Of course, children who manage to not get killed in this country always have a chance of joining the military, where children are frequently targeted for recruitment by the US army. In 2002, the US army was propagandizing children at the popular gaming conference E3, and has used similar propaganda techniques through gaming to steer children towards military service. High Schools are prime targets for army recruiters, with the Pentagon’s JROTC program serving as a platform for readying children for eventual military recruitment since the program was conceived in 1916 during World War 1. In a sense, most American children have grown up knowing nothing but war, but not in the same way that children in Palestine, Syria, Afghanistan, etc. experience it. Children in America are taught the inevitability of war, and that the world is a dangerous place with America surrounded by enemies. They are inundated with war fever and toxic patriotism through the constant recitation of the pledge of allegiance, and are ill equipped to consider these issues themselves due to increasingly faulty education about the history of the country they live in. It also says something that the children targeted for recruitment are more likely to be either from poor rural areas, or neglected inner city schools, with a disproportionate number of army recruits being people of color.

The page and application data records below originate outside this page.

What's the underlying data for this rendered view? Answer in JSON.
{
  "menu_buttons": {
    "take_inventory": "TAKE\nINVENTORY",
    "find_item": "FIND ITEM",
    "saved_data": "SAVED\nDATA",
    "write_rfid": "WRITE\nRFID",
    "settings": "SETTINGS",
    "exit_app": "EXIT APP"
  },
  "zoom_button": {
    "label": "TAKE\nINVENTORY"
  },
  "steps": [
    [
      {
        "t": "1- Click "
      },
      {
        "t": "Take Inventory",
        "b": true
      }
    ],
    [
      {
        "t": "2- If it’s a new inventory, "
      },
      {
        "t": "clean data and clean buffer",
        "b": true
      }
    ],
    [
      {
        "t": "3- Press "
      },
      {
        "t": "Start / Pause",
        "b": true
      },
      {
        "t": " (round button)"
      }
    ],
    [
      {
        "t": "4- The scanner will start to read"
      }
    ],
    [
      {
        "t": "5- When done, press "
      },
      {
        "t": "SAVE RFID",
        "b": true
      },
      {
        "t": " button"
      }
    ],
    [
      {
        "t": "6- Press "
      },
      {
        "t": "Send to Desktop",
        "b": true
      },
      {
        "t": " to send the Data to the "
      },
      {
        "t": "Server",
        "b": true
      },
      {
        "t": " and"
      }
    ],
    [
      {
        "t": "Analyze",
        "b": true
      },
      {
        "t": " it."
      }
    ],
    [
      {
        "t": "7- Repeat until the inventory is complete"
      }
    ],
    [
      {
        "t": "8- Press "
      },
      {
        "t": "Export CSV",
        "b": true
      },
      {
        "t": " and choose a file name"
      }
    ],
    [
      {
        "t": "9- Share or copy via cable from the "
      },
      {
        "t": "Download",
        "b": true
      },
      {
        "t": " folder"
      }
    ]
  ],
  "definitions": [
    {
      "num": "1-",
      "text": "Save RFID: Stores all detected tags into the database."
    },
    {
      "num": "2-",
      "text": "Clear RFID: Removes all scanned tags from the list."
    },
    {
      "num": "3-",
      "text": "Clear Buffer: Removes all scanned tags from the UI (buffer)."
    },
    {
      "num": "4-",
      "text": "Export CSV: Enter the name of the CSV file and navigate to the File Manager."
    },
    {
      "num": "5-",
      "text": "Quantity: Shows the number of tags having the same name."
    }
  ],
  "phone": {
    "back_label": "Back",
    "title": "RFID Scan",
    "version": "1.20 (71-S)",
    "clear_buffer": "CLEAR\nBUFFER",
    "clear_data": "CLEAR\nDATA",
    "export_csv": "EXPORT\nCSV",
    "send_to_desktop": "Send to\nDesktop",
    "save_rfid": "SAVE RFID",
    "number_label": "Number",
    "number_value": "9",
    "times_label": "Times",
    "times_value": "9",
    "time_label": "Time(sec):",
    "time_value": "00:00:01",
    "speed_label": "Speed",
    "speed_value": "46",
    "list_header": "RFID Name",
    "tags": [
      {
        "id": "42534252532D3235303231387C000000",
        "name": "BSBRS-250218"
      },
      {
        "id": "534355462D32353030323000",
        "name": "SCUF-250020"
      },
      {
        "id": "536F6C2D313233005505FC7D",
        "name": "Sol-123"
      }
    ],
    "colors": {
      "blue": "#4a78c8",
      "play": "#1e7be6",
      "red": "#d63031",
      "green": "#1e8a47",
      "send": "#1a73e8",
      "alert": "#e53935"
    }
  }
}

Before concluding, one more point needs to be made regarding the affects of war on children. Most of what has been discussed in this article, disproportionately affects children of color. In a world where many still question the prevalence of white supremacy, non-white children are mostly being affected by war, while the “western world” does their best to insulate themselves from it while at the same time perpetuating it. Western Imperialism is doing its best to strengthen itself at the cost of the global majority, and doing its best to ruin the future of the world by putting many of its children at risk. Discussing this is essential because we in the US have a special responsibility to do our part in combating the US war machine, and due to having Imperial Privilege, are in the best position to do so. Children are not supposed to be taking blows for the cowards who run this world. Children should be worried about growing, exploring, learning, finding themselves and building an identity outside of being a soldier, or a casualty. If you need any reason to oppose war, do it because of what it does to children. There is no excuse for their victimhood. That responsibility falls on us.

Michael Byrne is an antiwar activist and member of Antiwar Future, an organization of young people against war. He holds a Master’s degree in International Relations from Cleveland State University. This is reprinted with permission from his blog.